- Description of the task
Everything in the listing below must be set down again exactly, apart from the pictures.

- Provided data
◆ ◆ ◆ ◆ ◆

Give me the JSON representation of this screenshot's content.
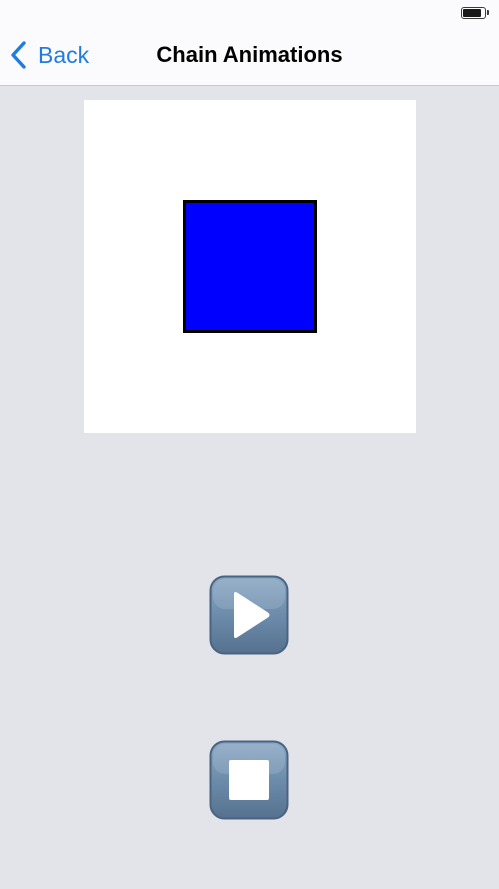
{
  "status_bar": {
    "battery_icon": "battery-icon",
    "battery_level": 0.85
  },
  "nav": {
    "back_label": "Back",
    "back_icon": "chevron-left-icon",
    "title": "Chain Animations"
  },
  "canvas": {
    "square_color": "#0000ff",
    "square_border": "#000000"
  },
  "controls": {
    "play_icon": "play-icon",
    "stop_icon": "stop-icon",
    "button_color": "#6b89a8"
  },
  "colors": {
    "accent": "#1f7ce0",
    "background": "#e3e4ea",
    "bar": "#fbfbfd"
  }
}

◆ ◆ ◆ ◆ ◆

- Result of this task
Give me the JSON representation of this screenshot's content.
{
  "status_bar": {
    "battery_icon": "battery-icon",
    "battery_level": 0.85
  },
  "nav": {
    "back_label": "Back",
    "back_icon": "chevron-left-icon",
    "title": "Chain Animations"
  },
  "canvas": {
    "square_color": "#0000ff",
    "square_border": "#000000"
  },
  "controls": {
    "play_icon": "play-icon",
    "stop_icon": "stop-icon",
    "button_color": "#6b89a8"
  },
  "colors": {
    "accent": "#1f7ce0",
    "background": "#e3e4ea",
    "bar": "#fbfbfd"
  }
}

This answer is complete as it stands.